The old fort and powder storage facility is seven blocks west of La Merced . Built in 1748 to secure Granada ’s gunpowder supply from marauding pirates, its medieval architecture speaks of simplicity and strength: five squat towers and one heavily guarded gate with two oak doors.
In the 20th century, both the city government and later Somoza’s National Guard used La Pólvora as a military garrison, and later, a jail. These days it’s a museum of arms or art whose exhibitions rotate regularly.
Climb the towers for a breath of wind and a good perspective of the skyline. No entrance fee; watch your head and watch your step.
Adjacent, the 10-meter-high arched stone walls known as Los Muros de Xalteva were erected by the Spaniards in the mid-1700s to separate Spanish settlements from those of the locals. There is a relaxing park across the street with interesting stone shapes.

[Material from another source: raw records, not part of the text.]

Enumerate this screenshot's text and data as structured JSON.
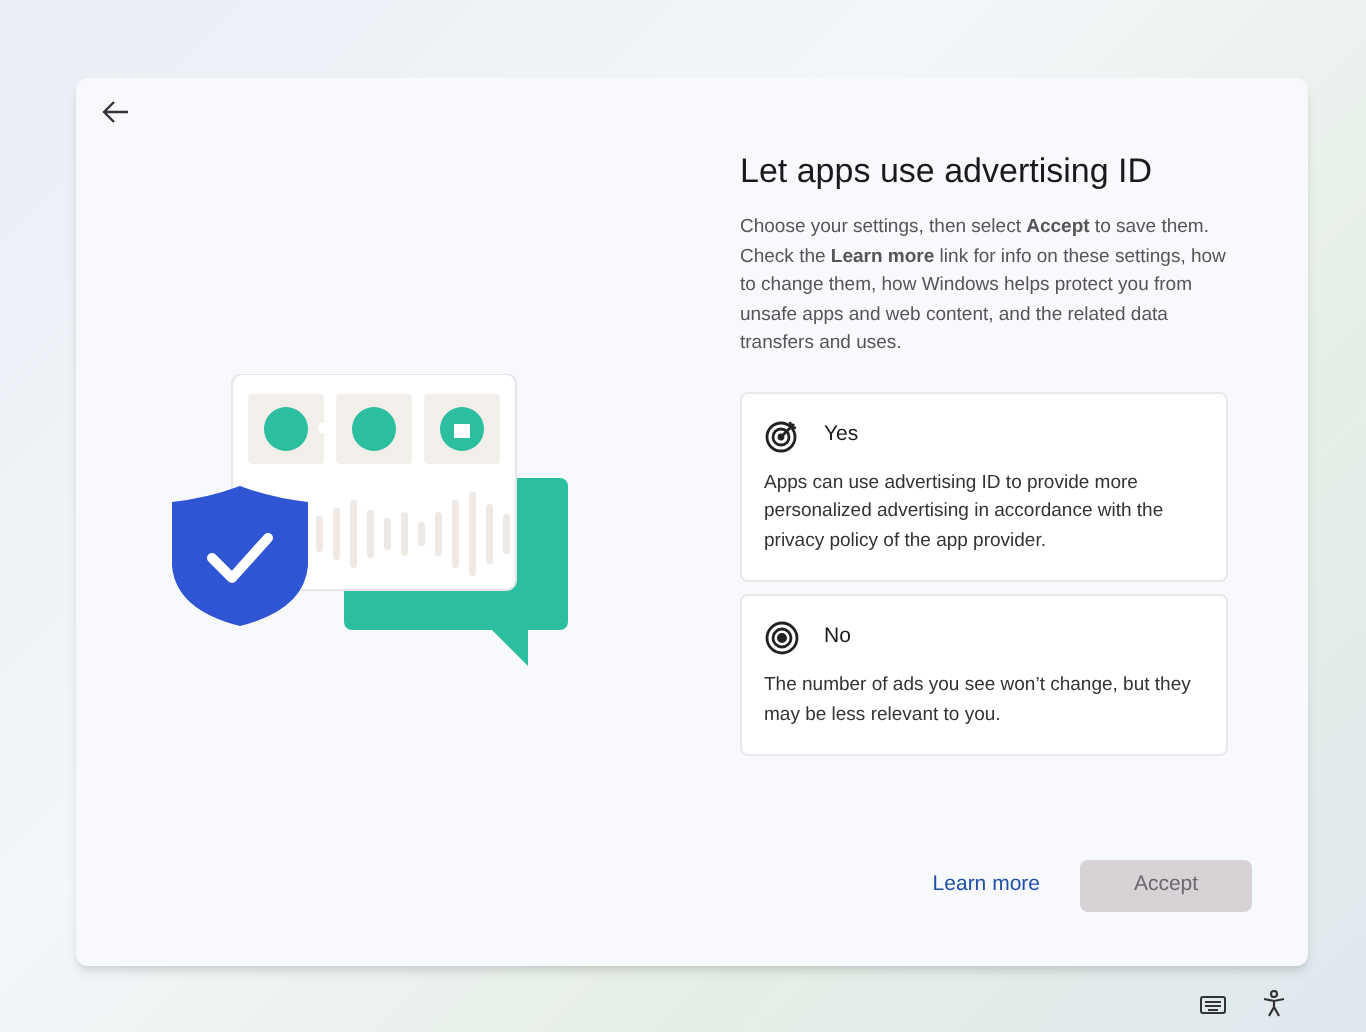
{
  "title": "Let apps use advertising ID",
  "description": "Choose your settings, then select **Accept** to save them. Check the **Learn more** link for info on these settings, how to change them, how Windows helps protect you from unsafe apps and web content, and the related data transfers and uses.",
  "options": [
    {
      "kind": "target",
      "label": "Yes",
      "text": "Apps can use advertising ID to provide more personalized advertising in accordance with the privacy policy of the app provider.",
      "selected": false
    },
    {
      "kind": "radio",
      "label": "No",
      "text": "The number of ads you see won’t change, but they may be less relevant to you.",
      "selected": false
    }
  ],
  "learn_more": "Learn more",
  "accept": {
    "label": "Accept",
    "disabled": true
  }
}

Located at Granada’s southwest corner, Granada’s cemetery of enormous marble tombs—bigger than the homes of many Nicaraguans—shelters the bones of several centuries of elite from Granada’s heyday, including a half-dozen presidents. Note the column-lined Capilla de Animas and the replica of the Magdalena de Paris, both built between 1876 and 1922.